• _Work item_: The word "download" marks the lines to copy; find all of them in the entries below.

= Beginning of Section =

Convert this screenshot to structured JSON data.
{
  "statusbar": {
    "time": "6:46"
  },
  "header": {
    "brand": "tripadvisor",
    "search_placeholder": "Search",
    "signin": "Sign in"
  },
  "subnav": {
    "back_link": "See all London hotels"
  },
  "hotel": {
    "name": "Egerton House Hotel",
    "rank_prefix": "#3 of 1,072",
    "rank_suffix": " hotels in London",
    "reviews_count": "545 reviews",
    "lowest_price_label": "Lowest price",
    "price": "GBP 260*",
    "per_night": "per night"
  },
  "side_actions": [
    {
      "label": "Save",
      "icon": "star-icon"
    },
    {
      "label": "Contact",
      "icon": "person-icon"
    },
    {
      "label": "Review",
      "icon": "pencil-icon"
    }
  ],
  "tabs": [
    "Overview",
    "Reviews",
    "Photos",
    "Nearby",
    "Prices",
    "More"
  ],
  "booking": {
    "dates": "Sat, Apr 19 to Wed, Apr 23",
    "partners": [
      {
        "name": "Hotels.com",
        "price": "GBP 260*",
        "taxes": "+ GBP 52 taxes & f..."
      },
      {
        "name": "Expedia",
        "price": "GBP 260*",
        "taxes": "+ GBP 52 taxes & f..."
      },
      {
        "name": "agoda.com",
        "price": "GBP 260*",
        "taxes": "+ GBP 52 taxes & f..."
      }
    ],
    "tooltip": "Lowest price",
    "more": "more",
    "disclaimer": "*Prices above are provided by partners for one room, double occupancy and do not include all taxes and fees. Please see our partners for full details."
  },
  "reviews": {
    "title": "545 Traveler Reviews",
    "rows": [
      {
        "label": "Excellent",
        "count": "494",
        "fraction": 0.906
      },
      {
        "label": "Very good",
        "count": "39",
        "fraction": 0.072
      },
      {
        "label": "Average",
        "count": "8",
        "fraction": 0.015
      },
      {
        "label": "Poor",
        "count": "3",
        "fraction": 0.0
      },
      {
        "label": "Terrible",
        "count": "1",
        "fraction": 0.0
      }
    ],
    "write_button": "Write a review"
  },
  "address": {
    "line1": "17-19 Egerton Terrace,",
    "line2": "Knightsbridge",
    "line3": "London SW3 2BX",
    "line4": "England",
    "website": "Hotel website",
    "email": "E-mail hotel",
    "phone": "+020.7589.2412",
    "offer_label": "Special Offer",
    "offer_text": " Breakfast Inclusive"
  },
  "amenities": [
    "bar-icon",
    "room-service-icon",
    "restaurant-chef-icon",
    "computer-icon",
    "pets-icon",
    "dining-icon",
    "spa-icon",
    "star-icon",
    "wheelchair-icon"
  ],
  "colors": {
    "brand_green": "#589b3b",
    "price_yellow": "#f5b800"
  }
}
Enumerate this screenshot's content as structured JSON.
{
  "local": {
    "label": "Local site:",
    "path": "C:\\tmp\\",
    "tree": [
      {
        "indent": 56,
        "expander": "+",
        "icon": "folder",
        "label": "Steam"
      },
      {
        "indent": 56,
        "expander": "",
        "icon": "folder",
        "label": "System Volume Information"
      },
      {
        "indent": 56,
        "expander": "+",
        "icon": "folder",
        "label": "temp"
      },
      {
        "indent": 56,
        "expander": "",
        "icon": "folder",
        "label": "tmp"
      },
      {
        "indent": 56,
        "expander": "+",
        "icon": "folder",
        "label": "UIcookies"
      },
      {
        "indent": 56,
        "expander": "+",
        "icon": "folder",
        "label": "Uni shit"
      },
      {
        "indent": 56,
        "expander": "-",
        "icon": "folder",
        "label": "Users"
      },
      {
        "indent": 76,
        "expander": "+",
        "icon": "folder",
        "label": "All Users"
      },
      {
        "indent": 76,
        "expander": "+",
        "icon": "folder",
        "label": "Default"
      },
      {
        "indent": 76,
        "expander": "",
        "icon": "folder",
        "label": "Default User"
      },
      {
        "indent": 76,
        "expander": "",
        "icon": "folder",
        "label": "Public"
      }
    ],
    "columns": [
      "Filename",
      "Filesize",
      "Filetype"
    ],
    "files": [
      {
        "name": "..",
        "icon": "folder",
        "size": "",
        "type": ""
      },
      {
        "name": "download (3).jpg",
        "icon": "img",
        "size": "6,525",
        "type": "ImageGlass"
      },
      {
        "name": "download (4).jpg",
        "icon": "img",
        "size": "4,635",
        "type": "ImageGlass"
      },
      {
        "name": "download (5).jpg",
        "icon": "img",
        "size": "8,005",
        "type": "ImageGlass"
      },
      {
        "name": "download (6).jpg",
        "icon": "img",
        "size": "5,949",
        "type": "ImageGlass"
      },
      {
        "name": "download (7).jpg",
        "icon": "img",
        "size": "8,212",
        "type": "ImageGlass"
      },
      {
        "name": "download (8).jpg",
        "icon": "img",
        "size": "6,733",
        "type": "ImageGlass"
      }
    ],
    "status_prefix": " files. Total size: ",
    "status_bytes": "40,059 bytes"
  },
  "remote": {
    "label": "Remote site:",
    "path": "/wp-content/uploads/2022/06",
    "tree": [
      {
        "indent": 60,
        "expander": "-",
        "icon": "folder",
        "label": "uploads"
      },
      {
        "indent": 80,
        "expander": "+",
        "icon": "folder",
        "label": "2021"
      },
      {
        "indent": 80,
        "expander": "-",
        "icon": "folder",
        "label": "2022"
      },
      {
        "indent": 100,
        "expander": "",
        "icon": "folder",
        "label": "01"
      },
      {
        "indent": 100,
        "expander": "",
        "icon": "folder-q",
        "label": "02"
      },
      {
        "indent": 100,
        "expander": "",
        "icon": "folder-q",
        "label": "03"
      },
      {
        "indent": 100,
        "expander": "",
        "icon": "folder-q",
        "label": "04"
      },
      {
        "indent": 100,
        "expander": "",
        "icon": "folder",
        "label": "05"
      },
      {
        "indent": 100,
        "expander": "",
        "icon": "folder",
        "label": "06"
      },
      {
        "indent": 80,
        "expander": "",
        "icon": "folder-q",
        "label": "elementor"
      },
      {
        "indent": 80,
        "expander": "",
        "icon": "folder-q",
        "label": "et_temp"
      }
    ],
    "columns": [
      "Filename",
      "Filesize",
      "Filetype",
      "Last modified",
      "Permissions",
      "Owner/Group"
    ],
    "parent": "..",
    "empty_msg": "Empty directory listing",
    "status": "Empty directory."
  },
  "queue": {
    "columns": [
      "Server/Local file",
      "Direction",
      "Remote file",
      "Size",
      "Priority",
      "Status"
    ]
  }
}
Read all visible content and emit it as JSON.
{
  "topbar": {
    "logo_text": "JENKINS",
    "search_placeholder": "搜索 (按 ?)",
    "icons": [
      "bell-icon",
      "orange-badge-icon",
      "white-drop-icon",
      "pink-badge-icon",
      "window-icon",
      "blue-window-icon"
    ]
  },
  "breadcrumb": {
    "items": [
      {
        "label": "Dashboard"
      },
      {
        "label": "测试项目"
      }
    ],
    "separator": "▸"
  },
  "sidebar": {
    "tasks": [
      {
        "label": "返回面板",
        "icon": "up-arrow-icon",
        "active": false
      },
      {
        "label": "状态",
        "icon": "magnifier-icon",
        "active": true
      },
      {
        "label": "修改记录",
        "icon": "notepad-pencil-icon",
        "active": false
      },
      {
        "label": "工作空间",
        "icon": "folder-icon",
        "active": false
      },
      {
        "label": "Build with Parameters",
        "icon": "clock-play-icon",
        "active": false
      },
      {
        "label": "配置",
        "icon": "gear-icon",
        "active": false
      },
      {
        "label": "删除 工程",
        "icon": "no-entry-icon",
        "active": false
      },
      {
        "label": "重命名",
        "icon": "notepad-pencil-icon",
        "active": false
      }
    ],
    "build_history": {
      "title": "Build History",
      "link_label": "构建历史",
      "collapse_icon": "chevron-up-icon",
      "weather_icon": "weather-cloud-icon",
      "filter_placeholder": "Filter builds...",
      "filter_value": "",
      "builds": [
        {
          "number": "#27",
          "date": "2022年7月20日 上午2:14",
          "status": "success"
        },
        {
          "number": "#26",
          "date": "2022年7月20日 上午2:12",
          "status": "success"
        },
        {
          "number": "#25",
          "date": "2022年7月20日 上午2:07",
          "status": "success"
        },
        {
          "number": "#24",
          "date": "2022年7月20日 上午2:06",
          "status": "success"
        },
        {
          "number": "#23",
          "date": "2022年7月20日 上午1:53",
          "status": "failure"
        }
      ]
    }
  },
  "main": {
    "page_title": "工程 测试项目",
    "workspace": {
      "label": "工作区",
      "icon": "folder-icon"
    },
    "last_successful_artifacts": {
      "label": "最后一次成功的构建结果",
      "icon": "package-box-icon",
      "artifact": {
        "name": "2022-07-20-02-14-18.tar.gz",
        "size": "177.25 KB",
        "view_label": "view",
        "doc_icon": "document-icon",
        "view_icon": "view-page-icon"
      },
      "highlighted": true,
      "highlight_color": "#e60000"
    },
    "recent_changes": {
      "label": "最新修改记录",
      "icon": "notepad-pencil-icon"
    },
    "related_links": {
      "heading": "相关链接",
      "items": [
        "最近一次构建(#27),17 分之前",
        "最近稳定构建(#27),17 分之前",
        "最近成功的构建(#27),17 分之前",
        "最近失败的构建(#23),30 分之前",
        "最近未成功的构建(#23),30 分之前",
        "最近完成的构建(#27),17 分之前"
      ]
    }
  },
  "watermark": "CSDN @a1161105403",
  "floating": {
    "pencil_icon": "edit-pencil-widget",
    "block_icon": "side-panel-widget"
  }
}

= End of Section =

• _Output below_:
        "name": "download (3).jpg",
        "name": "download (4).jpg",
        "name": "download (5).jpg",
        "name": "download (6).jpg",
        "name": "download (7).jpg",
        "name": "download (8).jpg",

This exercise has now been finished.